When you acquire a flat with a ‘share of freehold’, it implies that you own the leasehold of your flat, plus a share of the freehold for the land and the building where the property is situated. This form of shared ownership is commonly associated with flats, wherein owners hold the leasehold for their individual flat and a share of the freehold for the entire building and the land it sits on.

How Does it Work?

There are two fundamental structures for owning the freehold. The first is where the freehold is owned jointly by a number of flat owners within the property, held in their personal names. The second set-up is where a company owns the freehold, and each tenant holds a share or membership in that company.

In either case, when you obtain a share in the freehold, your name will either be noted on the title deeds, or you will be issued a share in the company that owns the freehold.

The Rationale Behind ‘Share of Freehold’

You might wonder why the lease isn’t simply eliminated, resulting in a wholly freehold flat. The reason is that the transfer of obligations, such as property maintenance and service charge payments, are not easily passed between owners within a freehold context. A leasehold arrangement ensures these obligations are seamlessly transferred between the seller and buyer, thus covering all communal responsibilities without any additional steps being required.

Without a lease in place, individual flat owners could potentially disengage from their communal responsibilities, jeopardising the upkeep of the property.

The Pros and Cons of ‘Share of Freehold’

Owning a share of freehold grants you a direct influence on what happens with the building. However, it can also include additional administration on top of your homeownership.

The Upsides

Owning a share of freehold brings several advantages:

  • More Control: You have greater control over maintenance  and spending obligations, which eliminates the risk of being exploited by an unscrupulous landlord.
  • Higher Standard of Maintenance: Since all occupants have a stake in the property, there is a good chance it will be kept to a high standard.
  • Lower Costs: You can potentially save on ground rent costs and service charges, with more control over the annual spending.
  • Lease Extensions: You can extend your lease up to 999 years, minimising the devaluation of your property.

The Downsides

However, it also has potential drawbacks:

  • Varying Maintenance Charges: While some maintenance charges may be minimal, there will be occasions where you’ll need to pay more for extensive repairs.
  • Time-Consuming Administration: The management of the building may require more administrative work, alternatively hiring a 3rd party agent like Strangford Management Ltd to do this on your behalf.
  • Insurance Costs: Home insurance could be more expensive and complex.
  • Leaseholder disagreements: As you are a Freeholder you must act on any breaches which can be awkward as the conflict can be with your neighbour.

Service Charges and Ground Rent

Even if you own a share of freehold, you may still need to pay ground rent and service charges for the building, since you are living in the property on a leasehold basis. However, as you share the freehold with other occupants, it is unlikely you will face excessive or unfair charges.

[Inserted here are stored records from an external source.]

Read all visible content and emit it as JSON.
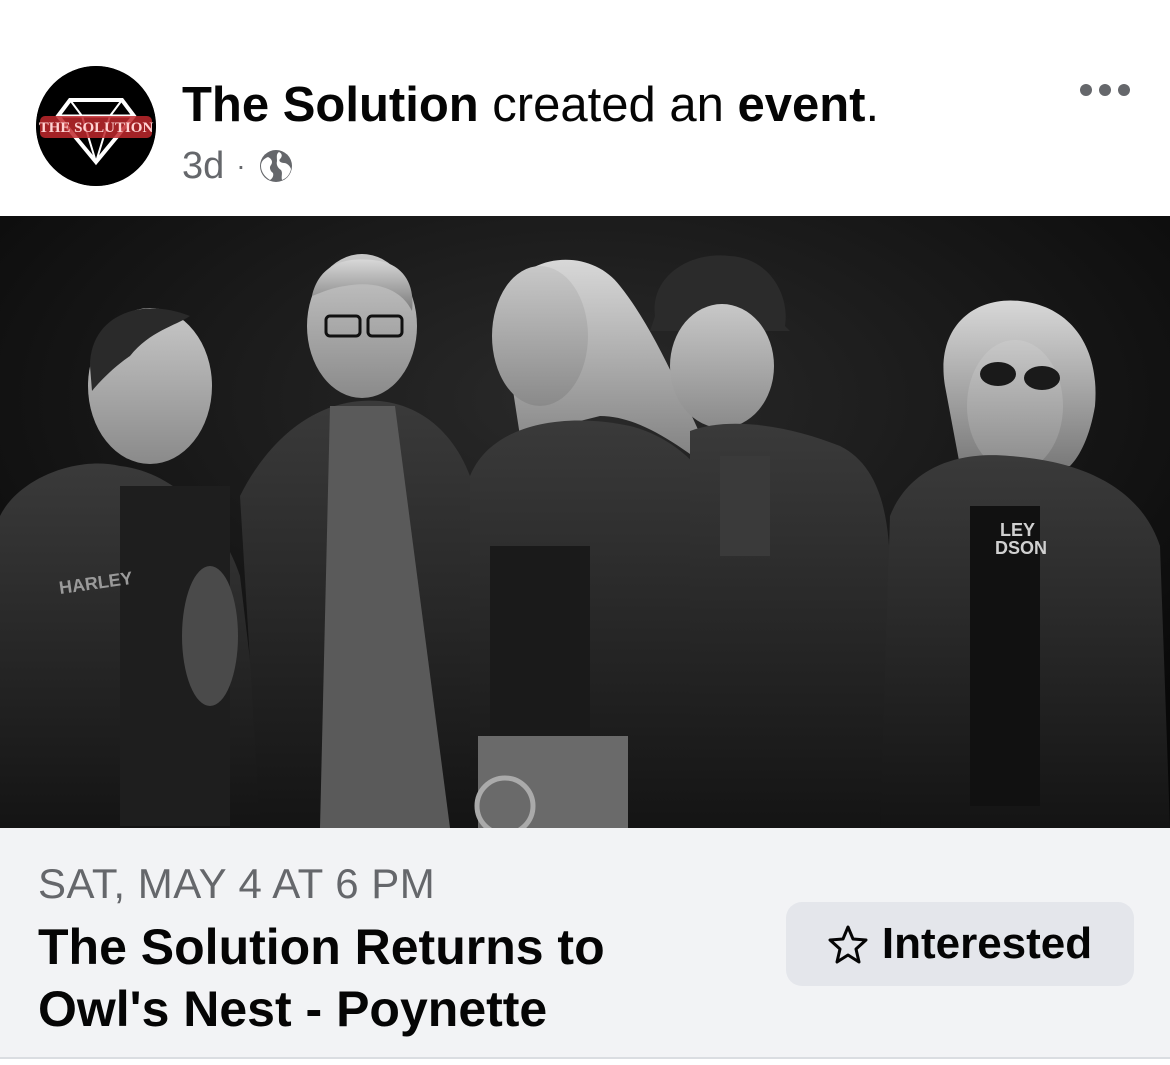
{
  "post": {
    "author": "The Solution",
    "action_text": " created an ",
    "action_object": "event",
    "action_end": ".",
    "time": "3d",
    "separator": "·",
    "audience_icon": "globe-icon",
    "more_icon": "more-options-icon"
  },
  "avatar": {
    "logo_text": "THE SOLUTION",
    "icon": "diamond-logo"
  },
  "event": {
    "date": "SAT, MAY 4 AT 6 PM",
    "title": "The Solution Returns to Owl's Nest - Poynette",
    "button_label": "Interested",
    "button_icon": "star-outline-icon"
  },
  "photo": {
    "jacket_text_1": "HARLEY",
    "jacket_text_2": "LEY",
    "jacket_text_3": "DSON"
  },
  "colors": {
    "muted_text": "#65676b",
    "card_bg": "#f2f3f5",
    "button_bg": "#e4e6eb",
    "logo_red": "#c0282d"
  }
}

Selling a Property with ‘Share of Freehold’

If you’re selling your leasehold property, you can transfer your share of the building’s freehold. A formal deed will pass the ownership from you and your co-shareholders to the new property owner.


While the concept might seem daunting initially, it can offer numerous benefits including more control over your property, potential savings on ground rent and service charges, and the ability to extend your lease at no extra cost. However, it also comes with certain responsibilities and potential downsides, which are important to consider before making a purchasing decision.

In essence, understanding the meaning of ‘share of freehold’, its implications, advantages, and potential drawbacks, can help you make an informed decision about your property purchase. Always seek professional advice to ensure you fully comprehend the legal and financial implications of your decision or speak to one of Strangford Management’s experts today.

Read More…